Many business owners have made swift changes to their operations or business recently due to the COVID-19 pandemic. While those changes were intended to be temporary and address the challenging environment, many entrepreneurs will inevitably decide those changes are good for their business well into the future.
We asked business owners what changes they’ve made in recent months that they expect to keep long term. Here’s how they responded:
Incorporating New Services
As a private childcare provider, we have added several new services during the COVID-19 crisis that we expect to continue long term. For example, we now offer virtual babysitting where we’ll match families with virtual babysitters for everything from yoga and dance lessons to virtual field trips and music and art sessions. We also now offer screening services where families can present their own candidate and we assist with interviewing and screening them. We never would have come up with these services had it not been for COVID-19, but these have quickly become an essential part of our business.
—Rachel Charlupski, founder and owner, The Babysitting Company, Miami
Holding virtual client meetings
Since we have all become adept at Zoom video meetings and virtual demonstrations, I see it becoming a normal part of my business and an accepted way of communicating with my clients. I’m hearing from our clients that they would like to save time in their day by jumping on a virtual meeting instead of scheduling an onsite meeting. And I won’t have to jump in the car for every appointment and meeting.
—Tony Baumer, founder and CEO, Old Grey Tiger Consulting, Lacey, New Jersey
Continuing remote work
Our team of 23 went remote in early March 2020, and we have extended our remote work indefinitely at this time, despite our 7,000-square-foot office sitting empty. We’ve found working remotely has been extremely productive for our team. Deadlines are still met, production has increased, and the team morale, despite external stressors, is up. Due to these positive effects, we are already planning not to renew our building lease in July 2021. We are planning to instead purchase a smaller building (in case lockdown needs occur again in the future, so we are paying a mortgage instead of rent) and will be significantly increasing the work-from-home flexibility our team has.
—Lauren Davenport, CEO, The Symphony Agency, St. Petersburg, Florida
Live streaming on social media
Because of the COVID-19 crisis, we had to close our brick-and-mortar store but couldn’t rely solely on website sales. We had to find a way to engage more with our customers who were at home. About two weeks into the crisis, we started doing live streams through YouTube and Facebook that showcase our gems and provide information. This is something we had never done before. We advertised our live streams beforehand through emails, our website and social media. We are now getting about 150 to 200 customers watching our show each week. Not only has it helped to stay connected with our customers, it has generated a ton of sales ($12,000 from our last show) for our business. It has been so successful that we plan on continuing with it even after the pandemic is over.
—Steve Moriarty, co-owner, Moriarty’s Gem Art, Crown Point, Indiana

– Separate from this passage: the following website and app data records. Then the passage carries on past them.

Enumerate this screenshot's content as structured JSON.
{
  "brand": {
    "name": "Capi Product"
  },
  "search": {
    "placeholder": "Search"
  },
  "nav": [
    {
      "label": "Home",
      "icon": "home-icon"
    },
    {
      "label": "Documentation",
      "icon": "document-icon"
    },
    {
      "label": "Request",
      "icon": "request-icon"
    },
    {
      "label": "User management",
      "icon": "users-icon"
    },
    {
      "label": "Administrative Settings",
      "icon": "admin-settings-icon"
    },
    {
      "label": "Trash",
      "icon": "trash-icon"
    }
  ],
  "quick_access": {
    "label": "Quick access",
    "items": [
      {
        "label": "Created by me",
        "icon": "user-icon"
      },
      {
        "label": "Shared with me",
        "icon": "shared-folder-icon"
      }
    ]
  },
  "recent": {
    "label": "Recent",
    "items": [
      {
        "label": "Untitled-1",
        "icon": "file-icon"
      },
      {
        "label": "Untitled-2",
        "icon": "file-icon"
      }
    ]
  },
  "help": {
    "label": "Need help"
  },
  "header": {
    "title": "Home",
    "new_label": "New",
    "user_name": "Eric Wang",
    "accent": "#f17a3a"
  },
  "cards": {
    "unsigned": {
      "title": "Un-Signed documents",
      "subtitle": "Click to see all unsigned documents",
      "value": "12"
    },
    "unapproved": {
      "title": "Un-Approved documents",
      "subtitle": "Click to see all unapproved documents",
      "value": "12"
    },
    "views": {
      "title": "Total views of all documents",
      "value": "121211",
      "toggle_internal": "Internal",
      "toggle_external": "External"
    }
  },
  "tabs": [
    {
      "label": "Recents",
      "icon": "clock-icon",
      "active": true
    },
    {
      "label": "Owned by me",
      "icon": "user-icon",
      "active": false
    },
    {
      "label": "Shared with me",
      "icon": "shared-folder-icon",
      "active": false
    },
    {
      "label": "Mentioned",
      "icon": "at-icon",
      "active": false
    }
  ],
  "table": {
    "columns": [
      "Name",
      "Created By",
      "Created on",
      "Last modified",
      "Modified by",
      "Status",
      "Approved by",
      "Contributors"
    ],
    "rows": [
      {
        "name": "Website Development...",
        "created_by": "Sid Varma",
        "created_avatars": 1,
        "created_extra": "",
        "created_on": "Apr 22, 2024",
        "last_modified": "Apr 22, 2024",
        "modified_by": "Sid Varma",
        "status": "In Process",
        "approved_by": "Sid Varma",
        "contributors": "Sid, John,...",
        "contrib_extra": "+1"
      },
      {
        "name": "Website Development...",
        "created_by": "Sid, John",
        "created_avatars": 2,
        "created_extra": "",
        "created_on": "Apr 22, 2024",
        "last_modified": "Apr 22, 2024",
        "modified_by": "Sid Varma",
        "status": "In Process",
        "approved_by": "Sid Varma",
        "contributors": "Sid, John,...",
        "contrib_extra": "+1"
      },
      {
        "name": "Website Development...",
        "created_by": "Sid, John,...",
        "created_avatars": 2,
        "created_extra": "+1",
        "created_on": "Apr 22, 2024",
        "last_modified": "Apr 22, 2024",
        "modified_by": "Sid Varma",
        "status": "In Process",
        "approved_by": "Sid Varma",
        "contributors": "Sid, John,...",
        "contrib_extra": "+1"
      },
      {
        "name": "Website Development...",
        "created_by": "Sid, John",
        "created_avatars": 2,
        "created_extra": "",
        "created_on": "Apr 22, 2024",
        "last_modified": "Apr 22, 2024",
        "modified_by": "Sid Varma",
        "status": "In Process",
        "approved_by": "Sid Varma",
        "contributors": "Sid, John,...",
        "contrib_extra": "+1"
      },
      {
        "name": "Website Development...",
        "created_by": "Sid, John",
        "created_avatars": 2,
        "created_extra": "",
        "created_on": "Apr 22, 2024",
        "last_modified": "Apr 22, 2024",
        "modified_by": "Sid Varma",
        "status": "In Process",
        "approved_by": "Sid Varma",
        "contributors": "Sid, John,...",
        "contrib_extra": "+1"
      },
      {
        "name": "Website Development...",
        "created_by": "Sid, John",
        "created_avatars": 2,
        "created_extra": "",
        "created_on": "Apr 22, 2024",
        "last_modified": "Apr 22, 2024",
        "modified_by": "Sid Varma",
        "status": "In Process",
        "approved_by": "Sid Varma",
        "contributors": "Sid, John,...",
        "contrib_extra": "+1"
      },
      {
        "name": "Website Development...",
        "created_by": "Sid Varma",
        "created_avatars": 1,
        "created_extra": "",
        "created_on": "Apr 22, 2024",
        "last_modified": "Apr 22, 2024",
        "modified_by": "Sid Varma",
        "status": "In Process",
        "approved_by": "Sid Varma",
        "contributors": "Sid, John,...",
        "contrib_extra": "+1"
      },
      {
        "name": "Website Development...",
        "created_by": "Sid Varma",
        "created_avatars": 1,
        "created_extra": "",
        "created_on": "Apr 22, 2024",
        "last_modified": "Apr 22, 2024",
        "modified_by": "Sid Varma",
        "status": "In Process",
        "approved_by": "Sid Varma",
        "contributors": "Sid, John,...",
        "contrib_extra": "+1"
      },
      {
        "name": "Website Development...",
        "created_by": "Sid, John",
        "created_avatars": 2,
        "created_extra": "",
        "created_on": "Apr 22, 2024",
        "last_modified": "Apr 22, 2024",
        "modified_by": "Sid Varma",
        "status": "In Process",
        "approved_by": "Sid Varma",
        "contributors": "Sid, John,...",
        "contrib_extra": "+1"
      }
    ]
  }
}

The past few months have really emphasized how fragile our supply chain can be. We’ve seen many businesses that were reliant on a single supplier face very hard times when that supplier was shut down or overworked. We’ve been making a strong effort to identify any vulnerabilities and expand the number of suppliers we use to ensure we can continue to operate even when things get tough.
—Adam Sanders, director, Successful Release, Philadelphia
Offering clients remote authorization tools
As a title services company serving the real estate industry, we recently partnered with a leading provider of remote notarization tools to provide our clients with the ability to close deals in minutes from any location, including from the comfort of home. We intend to keep using these remote tools as we expect this will become the “new normal” after this pandemic.
—Esther Leavitt-Azulay, CEO, Florida Title Center, Davie, Florida
What practices did your business adopt recently that you expect to continue doing long term? Share your insights in the comments section belowPrint this article